**Directions:** Report how many lines in the records that follow have the word "JSON" in them, giving the number and nothing more.

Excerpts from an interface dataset
____
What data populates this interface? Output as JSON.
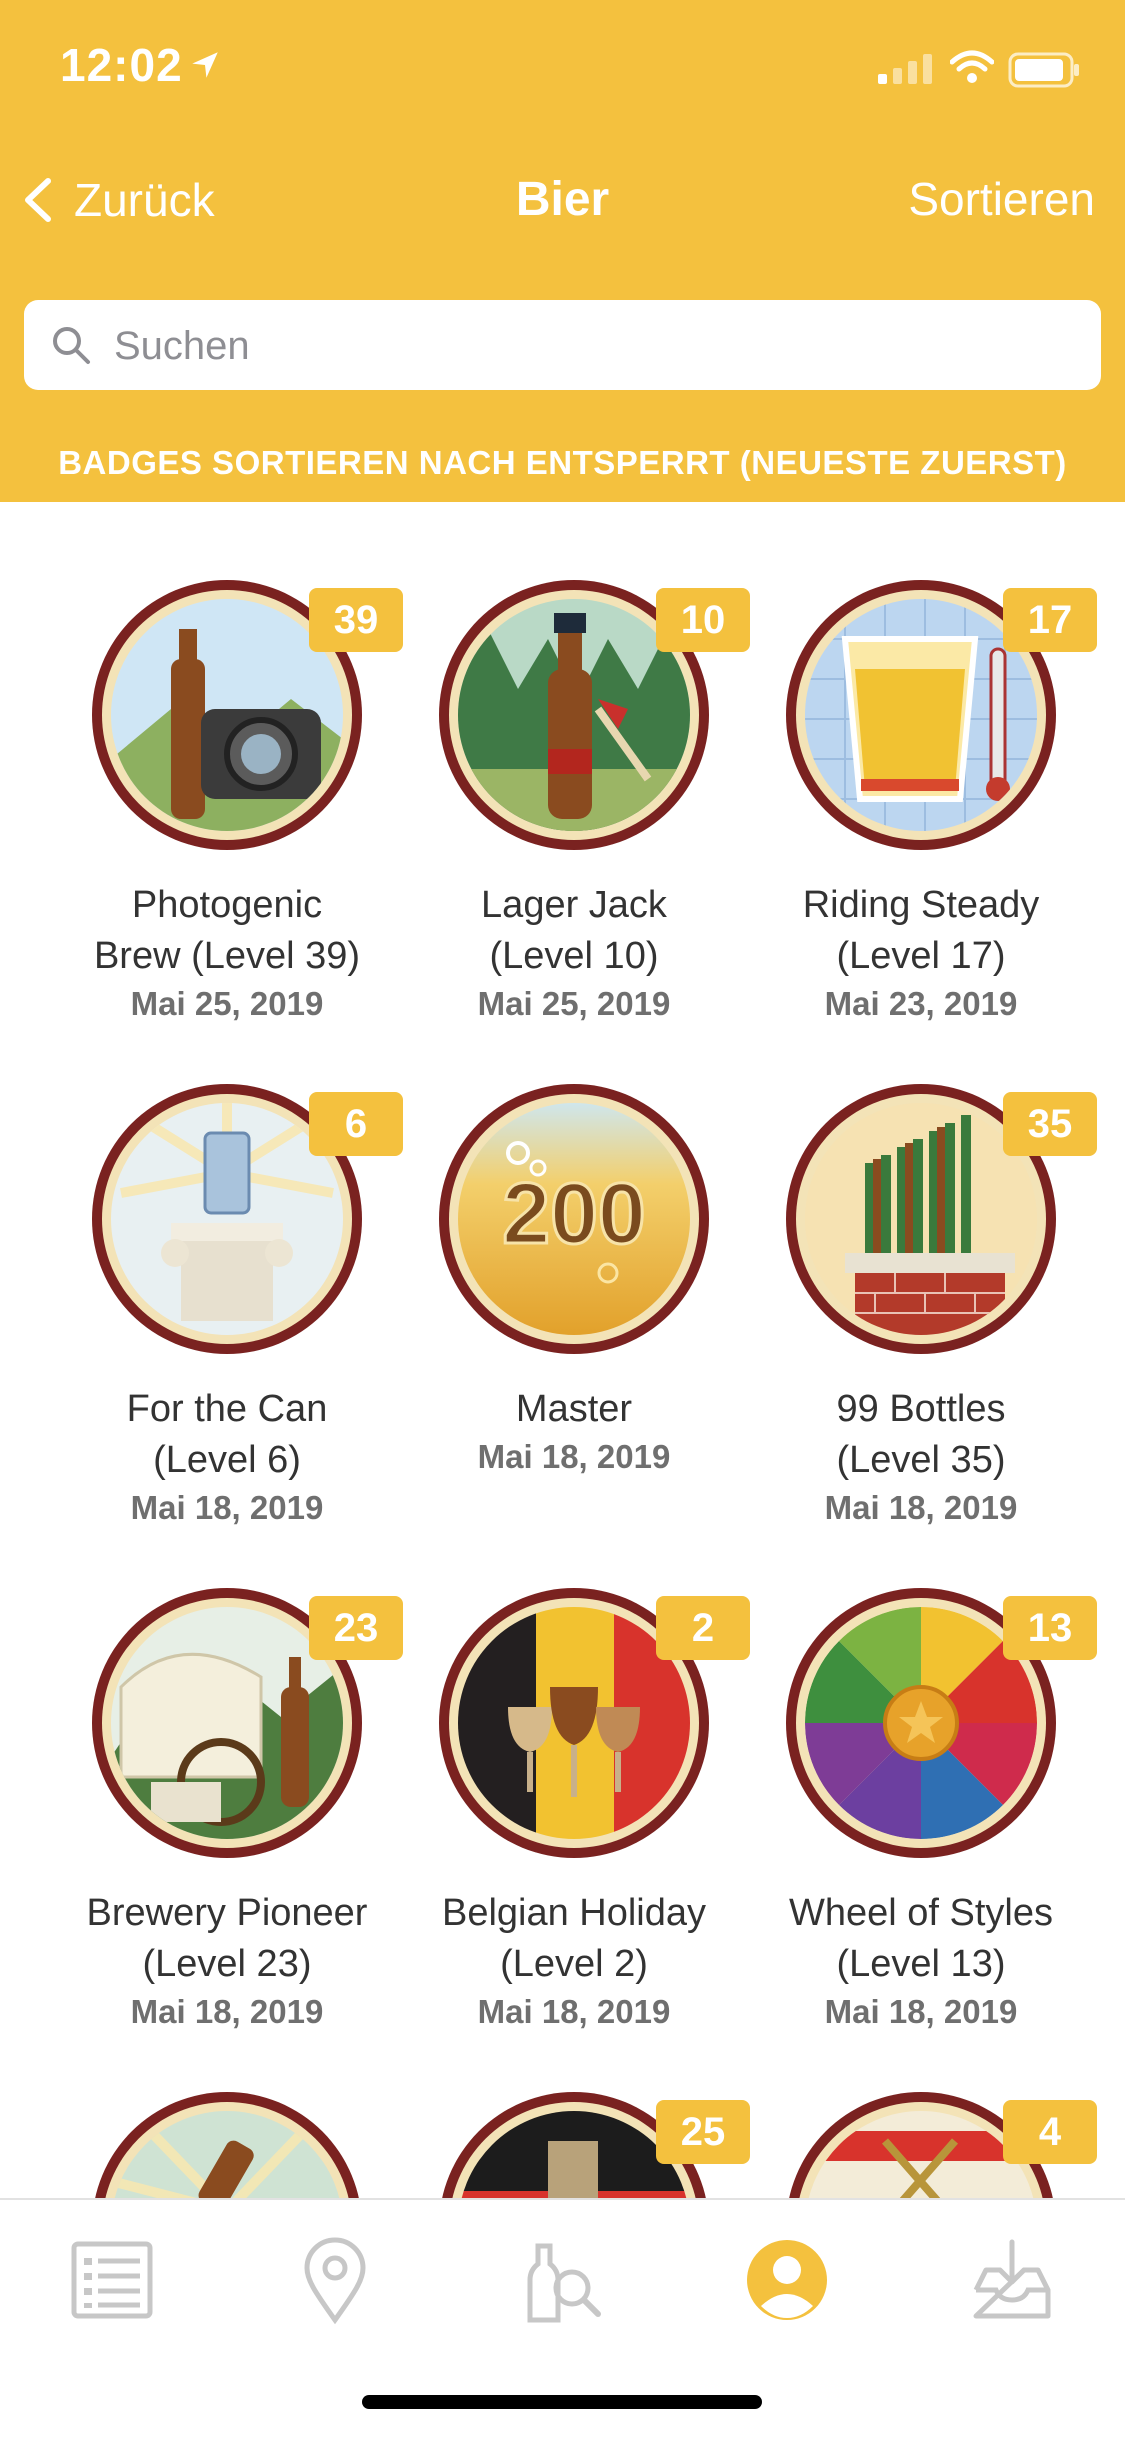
{
  "status_bar": {
    "time": "12:02"
  },
  "nav": {
    "back_label": "Zurück",
    "title": "Bier",
    "sort_label": "Sortieren"
  },
  "search": {
    "placeholder": "Suchen"
  },
  "sort_info": "BADGES SORTIEREN NACH ENTSPERRT (NEUESTE ZUERST)",
  "colors": {
    "header": "#f4c13e",
    "badge_ring": "#7a2220",
    "level_tag": "#f4c13e",
    "active_tab": "#f4c13e",
    "inactive_tab": "#c7c7c7"
  },
  "badges": [
    {
      "name_line1": "Photogenic",
      "name_line2": "Brew (Level 39)",
      "date": "Mai 25, 2019",
      "level": "39",
      "icon": "photogenic-brew-badge-icon"
    },
    {
      "name_line1": "Lager Jack",
      "name_line2": "(Level 10)",
      "date": "Mai 25, 2019",
      "level": "10",
      "icon": "lager-jack-badge-icon"
    },
    {
      "name_line1": "Riding Steady",
      "name_line2": "(Level 17)",
      "date": "Mai 23, 2019",
      "level": "17",
      "icon": "riding-steady-badge-icon"
    },
    {
      "name_line1": "For the Can",
      "name_line2": "(Level 6)",
      "date": "Mai 18, 2019",
      "level": "6",
      "icon": "for-the-can-badge-icon"
    },
    {
      "name_line1": "Master",
      "name_line2": "",
      "date": "Mai 18, 2019",
      "level": "",
      "icon": "master-200-badge-icon",
      "emblem_text": "200"
    },
    {
      "name_line1": "99 Bottles",
      "name_line2": "(Level 35)",
      "date": "Mai 18, 2019",
      "level": "35",
      "icon": "99-bottles-badge-icon"
    },
    {
      "name_line1": "Brewery Pioneer",
      "name_line2": "(Level 23)",
      "date": "Mai 18, 2019",
      "level": "23",
      "icon": "brewery-pioneer-badge-icon"
    },
    {
      "name_line1": "Belgian Holiday",
      "name_line2": "(Level 2)",
      "date": "Mai 18, 2019",
      "level": "2",
      "icon": "belgian-holiday-badge-icon"
    },
    {
      "name_line1": "Wheel of Styles",
      "name_line2": "(Level 13)",
      "date": "Mai 18, 2019",
      "level": "13",
      "icon": "wheel-of-styles-badge-icon"
    },
    {
      "name_line1": "",
      "name_line2": "",
      "date": "",
      "level": "",
      "icon": "partial-badge-icon"
    },
    {
      "name_line1": "",
      "name_line2": "",
      "date": "",
      "level": "25",
      "icon": "partial-badge-icon"
    },
    {
      "name_line1": "",
      "name_line2": "",
      "date": "",
      "level": "4",
      "icon": "partial-badge-icon"
    }
  ],
  "tabs": [
    {
      "icon": "activity-list-icon",
      "active": false
    },
    {
      "icon": "location-pin-icon",
      "active": false
    },
    {
      "icon": "beer-search-icon",
      "active": false
    },
    {
      "icon": "profile-icon",
      "active": true
    },
    {
      "icon": "inbox-icon",
      "active": false
    }
  ]
}
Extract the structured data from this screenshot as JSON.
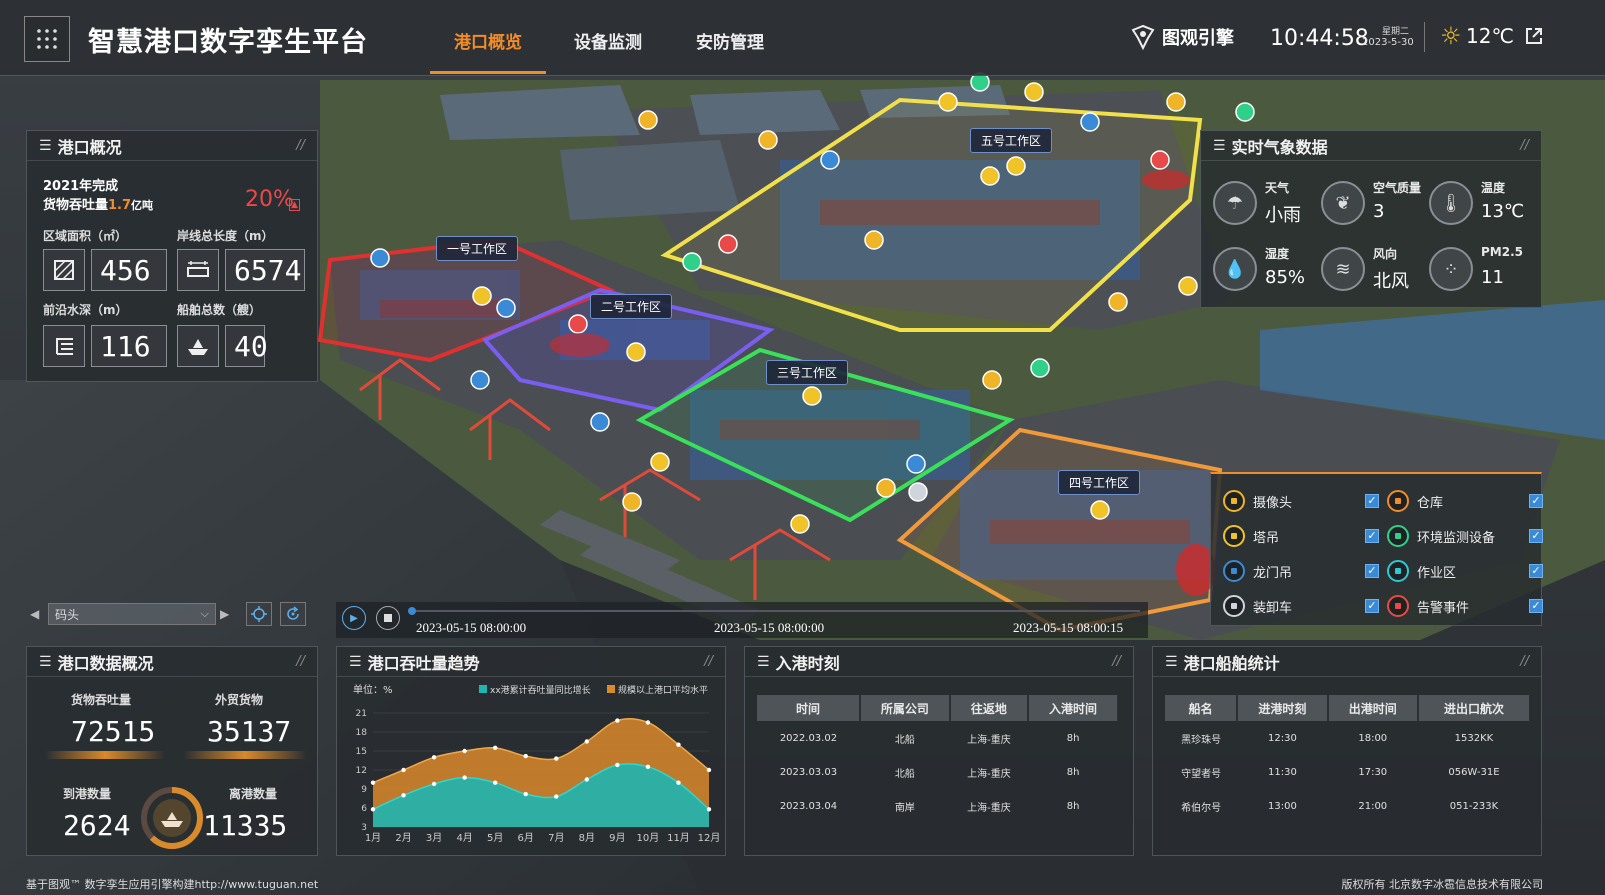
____
**Written answer:** 2